The Witch of Cologne
This first historical by Australian playwright and novelist Learner has a number of things in its favor: an original setting, an intriguing heroine, and a completely unpredictable plotline. In 1665 Deutz, the Jewish Quarter just outside Cologne, Ruth bas Elazar Saul goes against her father’s wishes to practice midwifery. Her remarkable success is due to her previous training in Amsterdam, a more enlightened city, where she had fled years earlier to escape an arranged marriage. The Inquisition’s interest in her has less to do with her occupation than her birth, for her late mother, a Sephardic Jew, had made a mortal foe in a Dominican friar whose advances she spurned. Imprisoned for witchcraft, Ruth attracts the interest of Detlef von Tennen, a Catholic cleric who secretly yearns to embrace the revolutionary beliefs creeping across Europe from Holland. When Detlef abandons his position to throw in his lot with Ruth, he takes on not just her enemies but some new ones as well.
The author wins points for realism in choosing historically accurate, refreshingly unromantic character names and in depicting religious persecution vividly, though her gruesome torture scenes are not for the squeamish. The novel’s philosophical grasp is not as strong as the author perhaps intends, and the fantastic elements – such as the wraithlike demon Lilith, whose presence midwives guard against – seem to serve little purpose.

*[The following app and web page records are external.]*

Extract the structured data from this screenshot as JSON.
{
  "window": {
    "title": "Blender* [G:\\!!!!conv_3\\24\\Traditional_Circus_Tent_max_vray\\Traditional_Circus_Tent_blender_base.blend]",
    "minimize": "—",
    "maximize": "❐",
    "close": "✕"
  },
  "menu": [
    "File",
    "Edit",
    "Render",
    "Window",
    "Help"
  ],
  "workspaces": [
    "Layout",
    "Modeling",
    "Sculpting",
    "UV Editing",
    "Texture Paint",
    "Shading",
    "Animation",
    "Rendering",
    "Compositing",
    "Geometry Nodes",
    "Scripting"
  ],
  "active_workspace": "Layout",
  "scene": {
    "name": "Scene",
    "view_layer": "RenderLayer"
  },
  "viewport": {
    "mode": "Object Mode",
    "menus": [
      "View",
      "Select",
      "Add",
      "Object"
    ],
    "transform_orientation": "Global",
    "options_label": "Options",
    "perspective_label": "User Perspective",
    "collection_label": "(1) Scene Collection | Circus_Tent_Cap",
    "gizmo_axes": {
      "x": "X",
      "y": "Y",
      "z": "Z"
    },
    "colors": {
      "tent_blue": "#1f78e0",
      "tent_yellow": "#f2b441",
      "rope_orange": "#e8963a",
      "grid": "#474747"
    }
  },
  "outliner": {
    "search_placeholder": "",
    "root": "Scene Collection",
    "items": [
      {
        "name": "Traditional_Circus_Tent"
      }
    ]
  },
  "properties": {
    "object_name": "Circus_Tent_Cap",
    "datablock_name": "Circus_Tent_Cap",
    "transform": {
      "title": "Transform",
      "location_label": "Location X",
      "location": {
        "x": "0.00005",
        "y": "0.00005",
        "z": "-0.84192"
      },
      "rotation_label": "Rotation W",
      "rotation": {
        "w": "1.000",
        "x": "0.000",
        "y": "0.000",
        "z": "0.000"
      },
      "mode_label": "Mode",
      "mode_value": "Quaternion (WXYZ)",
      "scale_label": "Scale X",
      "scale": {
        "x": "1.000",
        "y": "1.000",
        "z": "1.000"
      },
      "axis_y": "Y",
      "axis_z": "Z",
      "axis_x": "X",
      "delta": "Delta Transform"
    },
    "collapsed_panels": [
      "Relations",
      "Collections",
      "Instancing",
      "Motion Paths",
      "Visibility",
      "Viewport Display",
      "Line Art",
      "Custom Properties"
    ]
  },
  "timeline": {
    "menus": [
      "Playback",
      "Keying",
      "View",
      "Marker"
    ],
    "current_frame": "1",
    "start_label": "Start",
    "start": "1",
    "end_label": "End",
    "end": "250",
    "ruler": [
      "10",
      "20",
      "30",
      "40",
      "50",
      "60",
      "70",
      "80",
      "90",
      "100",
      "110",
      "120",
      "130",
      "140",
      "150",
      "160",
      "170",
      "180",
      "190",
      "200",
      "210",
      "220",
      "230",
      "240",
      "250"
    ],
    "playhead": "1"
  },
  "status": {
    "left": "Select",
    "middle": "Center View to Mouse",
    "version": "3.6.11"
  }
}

But the novel succeeds wonderfully as an epic tale of star-crossed lovers who knew what they were giving up to go against popular beliefs, but chose to do so anyway.